The problem is especially difficult on Devon Drive where homeowners would have to beg an entry into traffic at the intersection of Devon and Hamden, then, a short block later, they would do the same on Coronado. It would seem the one-way street questions boils down to, "Is it best to make life difficult to impossible for our residents who are here all the time, in order to make it easier for the visitors who are using the parking garages, or driving along to get through the South Beach as quickly as possible? Are the pedestrians from the east side of the island, trying to reach the beach, less important than the cars with impatiently revving engines, eager to leave the island as quickly as possible?
Although staff wrote that the businesses on Hamden would welcome the additional traffic, most of the businesses on Hamden are motels, thirteen of them with back-out parking, which would make it far more difficult to safely maneuver if the street became one-way.
In the survey, taken at the Rec Center, there were seven comments in favor of the one-way traffic plan. One of them stated that the plan addresses traffic flow. Another suggested that the one-way streets were a good idea, but parking garages were "a horrible idea, because the beach will be full of parking instead of hotels or amenities. Parking garages are only needed five weeks of the year, so why change the whole traffic pattern to accommodate them."
One person suggested one-way south on South Gulfview and north on Hamden Drive. "Residents need Hamden as a buffer," he added. "Let the heavy traffic be in the business section where it is needed and give the residents a little breathing room."
Nine of the people filling out response cards were in the "maybe/maybe not" category, but even they had suggestions for improving the plan.
And fifteen people were clearly and emphatically opposed to any one-way streets on the South Beach. "No! to one-way streets," one card insisted, adding, "This does nothing for the 240 residences or 75 motel and other businesses on these streets who pay 8 to 9 million dollars in property taxes." Here the suggestion was for "no left turn" signs as vehicles leave the garages on Coronado.

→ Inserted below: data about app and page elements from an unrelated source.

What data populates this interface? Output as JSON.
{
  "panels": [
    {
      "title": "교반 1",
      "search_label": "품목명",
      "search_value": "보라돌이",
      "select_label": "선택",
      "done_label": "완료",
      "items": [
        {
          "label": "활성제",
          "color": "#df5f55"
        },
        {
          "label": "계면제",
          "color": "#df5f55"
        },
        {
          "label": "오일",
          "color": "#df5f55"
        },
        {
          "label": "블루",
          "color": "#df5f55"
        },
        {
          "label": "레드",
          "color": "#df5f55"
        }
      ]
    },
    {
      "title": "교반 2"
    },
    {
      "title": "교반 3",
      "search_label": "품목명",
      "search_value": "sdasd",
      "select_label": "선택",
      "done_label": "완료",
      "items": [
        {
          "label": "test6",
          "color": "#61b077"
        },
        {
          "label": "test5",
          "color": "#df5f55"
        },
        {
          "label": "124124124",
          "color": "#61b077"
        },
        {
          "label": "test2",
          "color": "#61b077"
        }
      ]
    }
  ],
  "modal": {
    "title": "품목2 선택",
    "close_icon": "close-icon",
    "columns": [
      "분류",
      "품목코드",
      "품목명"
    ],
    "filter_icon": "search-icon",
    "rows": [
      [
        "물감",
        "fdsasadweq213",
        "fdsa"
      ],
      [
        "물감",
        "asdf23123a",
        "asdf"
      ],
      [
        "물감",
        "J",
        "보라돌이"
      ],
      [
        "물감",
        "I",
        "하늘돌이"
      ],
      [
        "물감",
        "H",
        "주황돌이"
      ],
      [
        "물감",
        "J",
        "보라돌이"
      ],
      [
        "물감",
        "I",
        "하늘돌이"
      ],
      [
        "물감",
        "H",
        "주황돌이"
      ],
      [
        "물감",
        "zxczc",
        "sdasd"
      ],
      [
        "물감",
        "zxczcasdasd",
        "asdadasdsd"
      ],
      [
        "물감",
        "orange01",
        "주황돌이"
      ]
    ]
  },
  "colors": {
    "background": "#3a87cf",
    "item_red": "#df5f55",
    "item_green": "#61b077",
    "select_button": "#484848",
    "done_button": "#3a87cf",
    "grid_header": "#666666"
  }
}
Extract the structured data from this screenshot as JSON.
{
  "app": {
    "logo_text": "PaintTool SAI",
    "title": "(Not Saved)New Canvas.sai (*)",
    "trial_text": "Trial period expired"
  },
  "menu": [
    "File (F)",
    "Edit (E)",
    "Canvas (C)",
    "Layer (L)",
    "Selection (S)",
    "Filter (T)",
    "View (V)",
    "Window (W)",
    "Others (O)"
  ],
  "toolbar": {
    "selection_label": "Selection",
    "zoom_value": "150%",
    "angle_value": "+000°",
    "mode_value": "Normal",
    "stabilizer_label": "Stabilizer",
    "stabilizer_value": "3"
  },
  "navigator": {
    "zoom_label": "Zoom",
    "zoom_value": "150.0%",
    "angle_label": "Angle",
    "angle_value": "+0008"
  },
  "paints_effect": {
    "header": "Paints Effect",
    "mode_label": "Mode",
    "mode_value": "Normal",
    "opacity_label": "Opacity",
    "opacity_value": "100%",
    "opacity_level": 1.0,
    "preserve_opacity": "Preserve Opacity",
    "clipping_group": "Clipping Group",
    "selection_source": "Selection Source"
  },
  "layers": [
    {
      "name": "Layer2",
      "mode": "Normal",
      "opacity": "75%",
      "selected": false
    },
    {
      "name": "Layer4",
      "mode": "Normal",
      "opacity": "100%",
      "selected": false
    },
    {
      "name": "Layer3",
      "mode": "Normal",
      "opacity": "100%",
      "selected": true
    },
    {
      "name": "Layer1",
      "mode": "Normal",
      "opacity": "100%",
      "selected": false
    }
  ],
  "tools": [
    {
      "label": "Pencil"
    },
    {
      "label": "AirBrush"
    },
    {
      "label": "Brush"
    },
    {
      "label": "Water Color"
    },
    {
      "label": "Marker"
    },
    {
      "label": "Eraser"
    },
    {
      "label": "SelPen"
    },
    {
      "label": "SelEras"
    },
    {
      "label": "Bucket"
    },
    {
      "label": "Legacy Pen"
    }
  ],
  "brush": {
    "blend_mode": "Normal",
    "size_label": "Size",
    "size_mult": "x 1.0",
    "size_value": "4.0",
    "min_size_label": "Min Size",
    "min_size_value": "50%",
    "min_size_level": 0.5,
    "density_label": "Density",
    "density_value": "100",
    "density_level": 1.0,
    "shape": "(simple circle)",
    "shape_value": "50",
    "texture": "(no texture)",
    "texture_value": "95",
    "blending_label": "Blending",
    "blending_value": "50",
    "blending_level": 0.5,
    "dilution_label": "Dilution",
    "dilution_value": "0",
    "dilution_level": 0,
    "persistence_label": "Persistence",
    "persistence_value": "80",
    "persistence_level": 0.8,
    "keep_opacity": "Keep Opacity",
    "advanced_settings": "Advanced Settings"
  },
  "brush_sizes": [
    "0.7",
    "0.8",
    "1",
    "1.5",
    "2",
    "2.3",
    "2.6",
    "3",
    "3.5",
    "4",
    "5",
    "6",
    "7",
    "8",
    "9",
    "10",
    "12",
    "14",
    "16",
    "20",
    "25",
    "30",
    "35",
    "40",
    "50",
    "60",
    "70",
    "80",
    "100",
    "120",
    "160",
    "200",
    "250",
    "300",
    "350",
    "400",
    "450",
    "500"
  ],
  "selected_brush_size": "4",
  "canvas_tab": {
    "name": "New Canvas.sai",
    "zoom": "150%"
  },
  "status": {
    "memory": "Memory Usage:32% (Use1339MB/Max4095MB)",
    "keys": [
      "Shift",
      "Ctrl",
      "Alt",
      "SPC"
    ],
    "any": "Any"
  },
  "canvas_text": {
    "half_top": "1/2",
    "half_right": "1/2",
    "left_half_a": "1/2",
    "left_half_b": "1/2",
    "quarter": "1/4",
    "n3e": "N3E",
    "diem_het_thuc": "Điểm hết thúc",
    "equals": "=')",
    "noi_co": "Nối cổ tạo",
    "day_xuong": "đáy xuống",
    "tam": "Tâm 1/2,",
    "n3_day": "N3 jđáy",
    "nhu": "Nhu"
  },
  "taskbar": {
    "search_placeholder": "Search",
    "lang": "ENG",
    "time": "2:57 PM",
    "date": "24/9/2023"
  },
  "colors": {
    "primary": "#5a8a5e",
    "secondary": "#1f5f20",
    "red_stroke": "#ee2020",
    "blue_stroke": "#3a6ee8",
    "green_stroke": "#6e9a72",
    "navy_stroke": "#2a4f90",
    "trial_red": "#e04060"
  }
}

One South Beach motel owner summed it up. "I am afraid this plan, if implemented, will move us away from the very thing that has made Clearwater Beach a safe destination where people can enjoy a sense of leisure and quiet," he wrote.
While the City Council Members have not yet voted on the one-way street plan, they are expecting to at the regular Council meeting on November 19. South Beach residents, seeing their quality of life and safety threatened by the project, have begun to plan how best to persuade the Council to consider the wellbeing of their constituents at least as important as the visitors to the Beach.
In April of 1992, the Clearwater Beach Association made a presentation to the Clearwater City Commission. After reviewing the long hours and extensive research which had gone into the report, CBA board member, John Ward suggested to the Commission several changes that could be made to improve the movement of traffic on Clearwater Beach, then he concluded with, "Mass transportation is an integral part of solving traffic problems on the Beach. After all of the above recommendations (for mass transit) have been implemented, and it is still shown that the traffic congestion on South Beach requires one-way streets, then the Board recommends that as its final implementation." He added, "The final goal is still to see to it that Gulfview is a very user friendly resort zone street, but we do not wish to have any harm done to the small motel owners on Coronado and Hamden, keeping in mind that the total South Beach complex must be user friendly."
Since 1992, and before, the Clearwater Beach Association has consistently opposed traffic garages on Clearwater Beach, believing the limited land on the island should be used for more user friendly and tourist entertainment purposes and mass transit from the mainland should be the answer to the traffic problems.
Return to Current Edition